Work to complete | Print what the records say exactly, and omit the pictures.

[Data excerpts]
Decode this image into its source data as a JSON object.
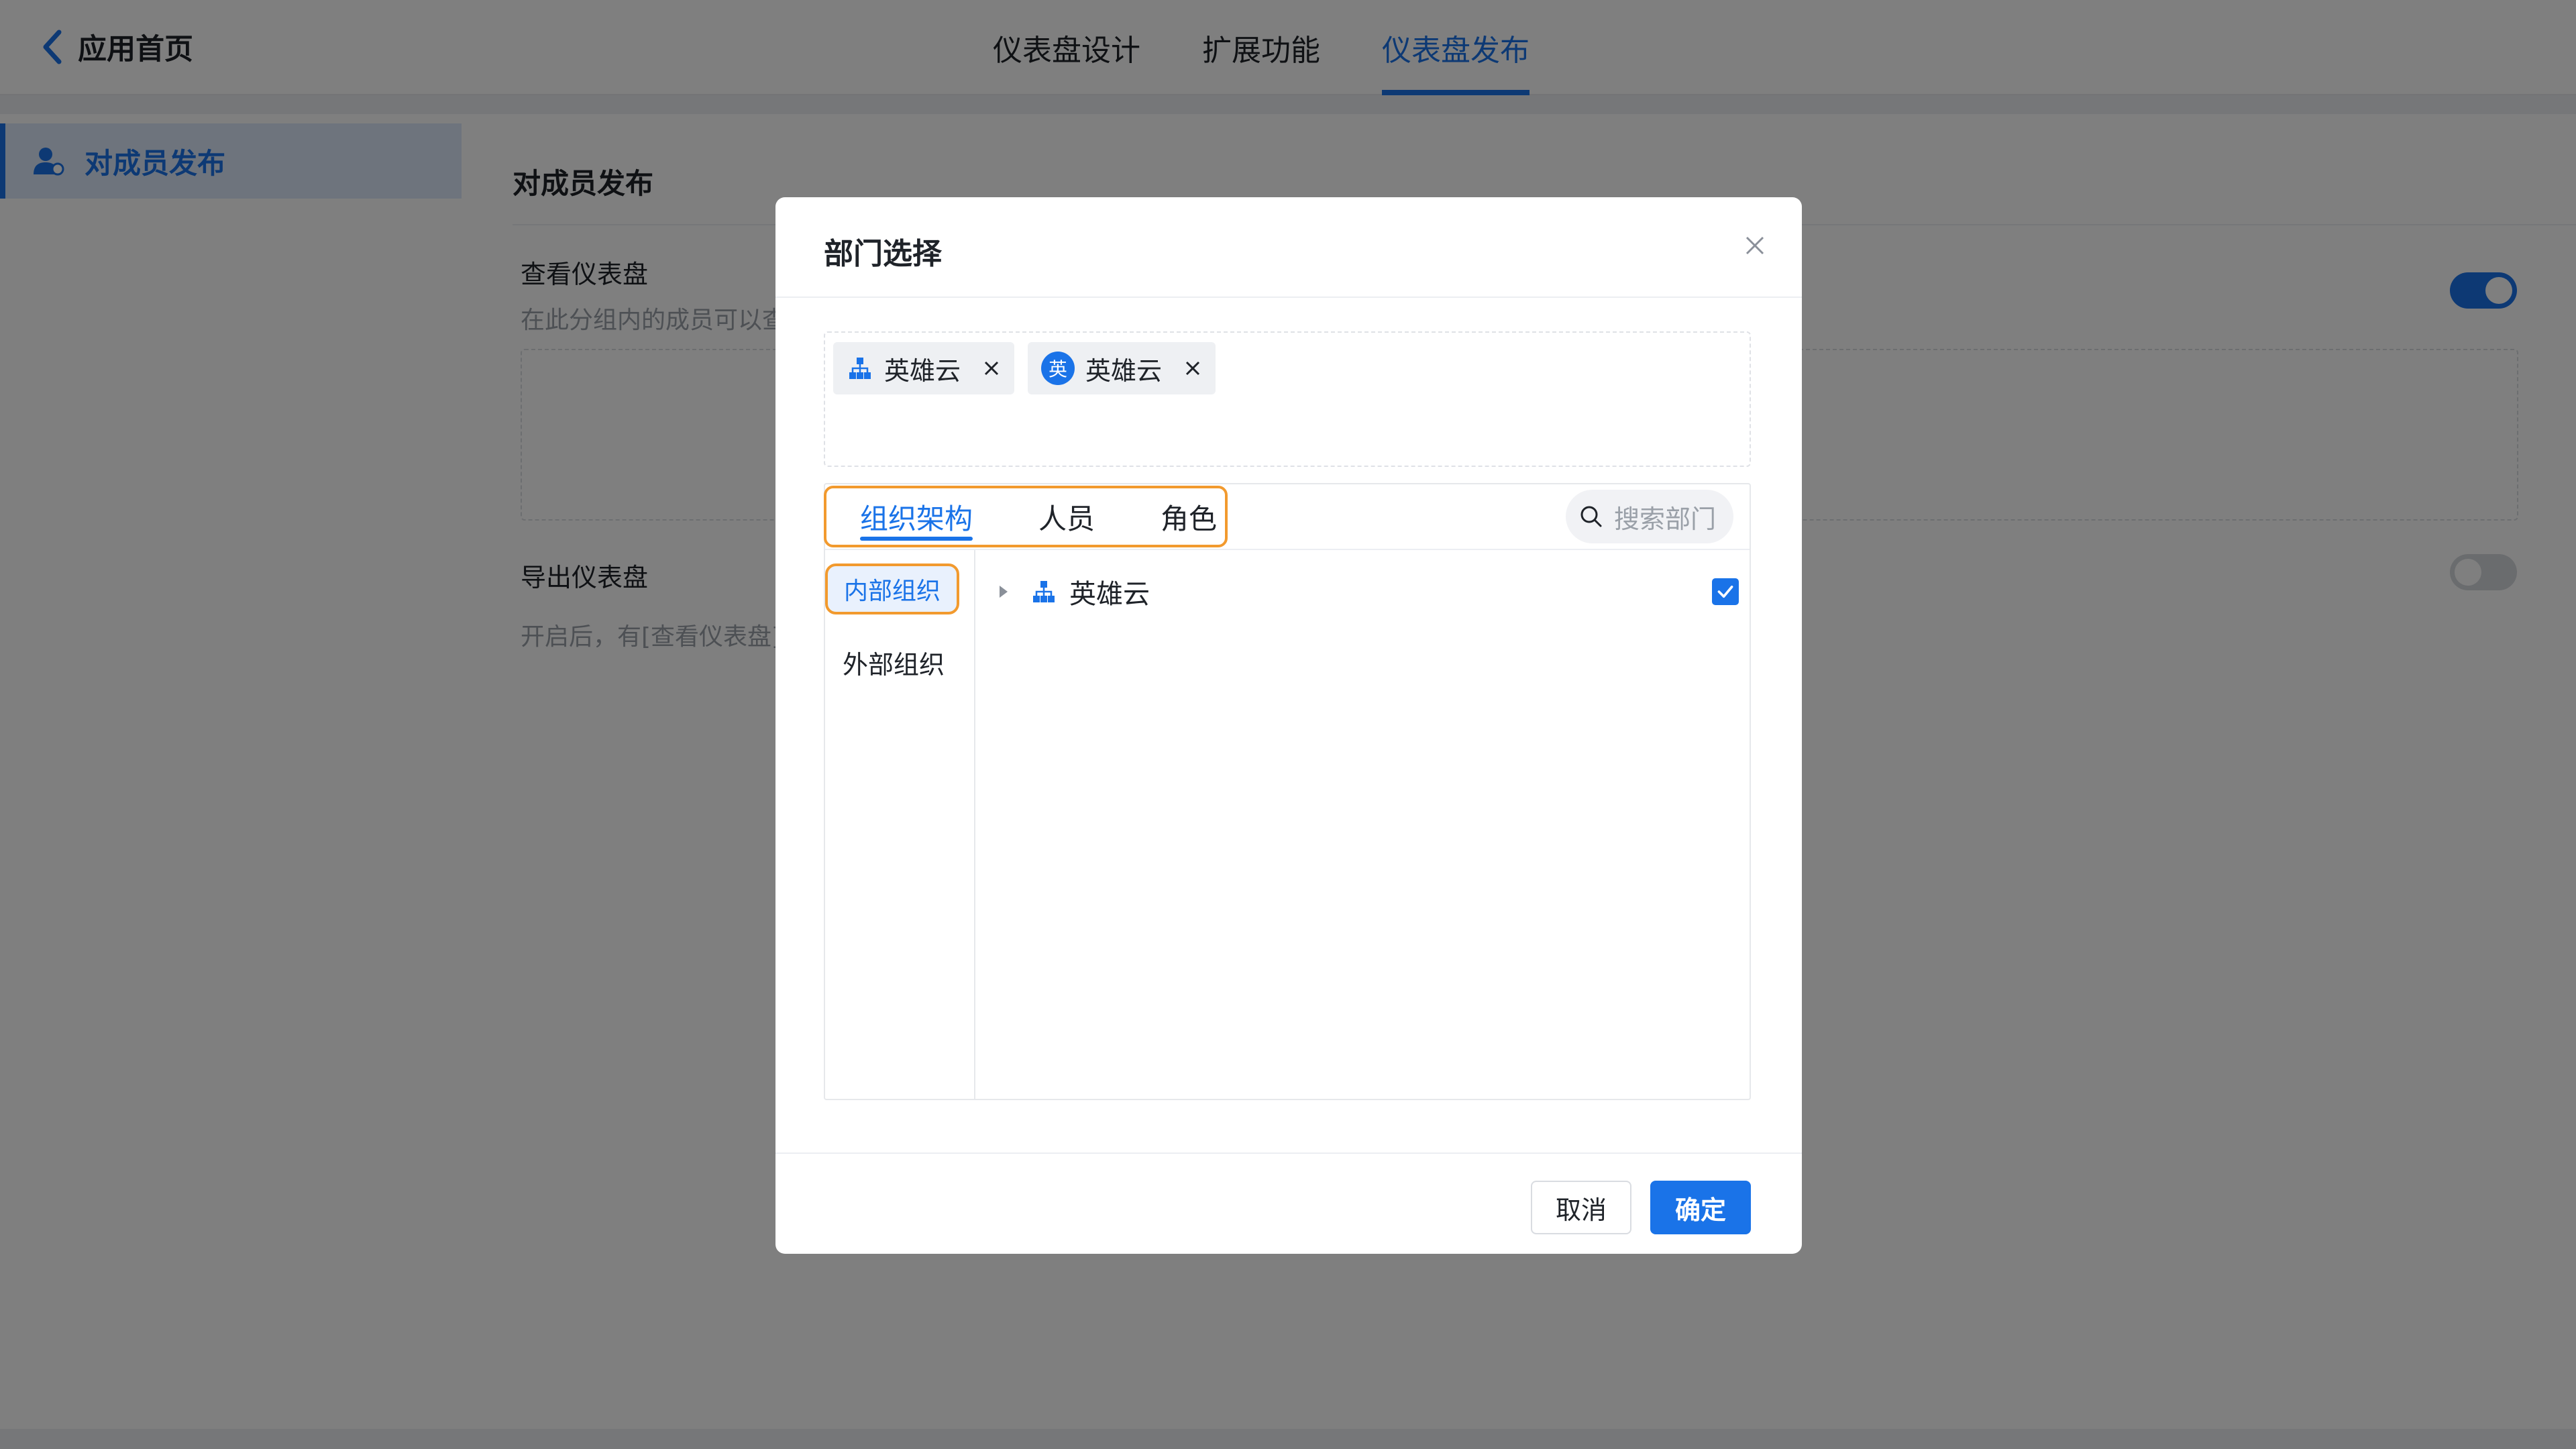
{
  "header": {
    "back_label": "应用首页",
    "tabs": [
      {
        "label": "仪表盘设计",
        "active": false
      },
      {
        "label": "扩展功能",
        "active": false
      },
      {
        "label": "仪表盘发布",
        "active": true
      }
    ]
  },
  "sidebar": {
    "items": [
      {
        "label": "对成员发布",
        "icon": "user-group-icon",
        "active": true
      }
    ]
  },
  "main": {
    "title": "对成员发布",
    "view_section": {
      "title": "查看仪表盘",
      "description": "在此分组内的成员可以查",
      "toggle_on": true
    },
    "export_section": {
      "title": "导出仪表盘",
      "description": "开启后，有[查看仪表盘]",
      "toggle_on": false
    }
  },
  "dialog": {
    "title": "部门选择",
    "selected_chips": [
      {
        "label": "英雄云",
        "icon": "org-icon"
      },
      {
        "label": "英雄云",
        "icon": "avatar-icon",
        "avatar_text": "英"
      }
    ],
    "tabs": [
      {
        "label": "组织架构",
        "active": true
      },
      {
        "label": "人员",
        "active": false
      },
      {
        "label": "角色",
        "active": false
      }
    ],
    "search_placeholder": "搜索部门",
    "org_types": [
      {
        "label": "内部组织",
        "active": true
      },
      {
        "label": "外部组织",
        "active": false
      }
    ],
    "tree": [
      {
        "label": "英雄云",
        "checked": true
      }
    ],
    "cancel_label": "取消",
    "ok_label": "确定"
  },
  "colors": {
    "accent": "#1a73e8",
    "highlight": "#f29a2e"
  }
}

Written response |
Decode this image into its source data as a JSON object.
{
  "header": {
    "back_label": "应用首页",
    "tabs": [
      {
        "label": "仪表盘设计",
        "active": false
      },
      {
        "label": "扩展功能",
        "active": false
      },
      {
        "label": "仪表盘发布",
        "active": true
      }
    ]
  },
  "sidebar": {
    "items": [
      {
        "label": "对成员发布",
        "icon": "user-group-icon",
        "active": true
      }
    ]
  },
  "main": {
    "title": "对成员发布",
    "view_section": {
      "title": "查看仪表盘",
      "description": "在此分组内的成员可以查",
      "toggle_on": true
    },
    "export_section": {
      "title": "导出仪表盘",
      "description": "开启后，有[查看仪表盘]",
      "toggle_on": false
    }
  },
  "dialog": {
    "title": "部门选择",
    "selected_chips": [
      {
        "label": "英雄云",
        "icon": "org-icon"
      },
      {
        "label": "英雄云",
        "icon": "avatar-icon",
        "avatar_text": "英"
      }
    ],
    "tabs": [
      {
        "label": "组织架构",
        "active": true
      },
      {
        "label": "人员",
        "active": false
      },
      {
        "label": "角色",
        "active": false
      }
    ],
    "search_placeholder": "搜索部门",
    "org_types": [
      {
        "label": "内部组织",
        "active": true
      },
      {
        "label": "外部组织",
        "active": false
      }
    ],
    "tree": [
      {
        "label": "英雄云",
        "checked": true
      }
    ],
    "cancel_label": "取消",
    "ok_label": "确定"
  },
  "colors": {
    "accent": "#1a73e8",
    "highlight": "#f29a2e"
  }
}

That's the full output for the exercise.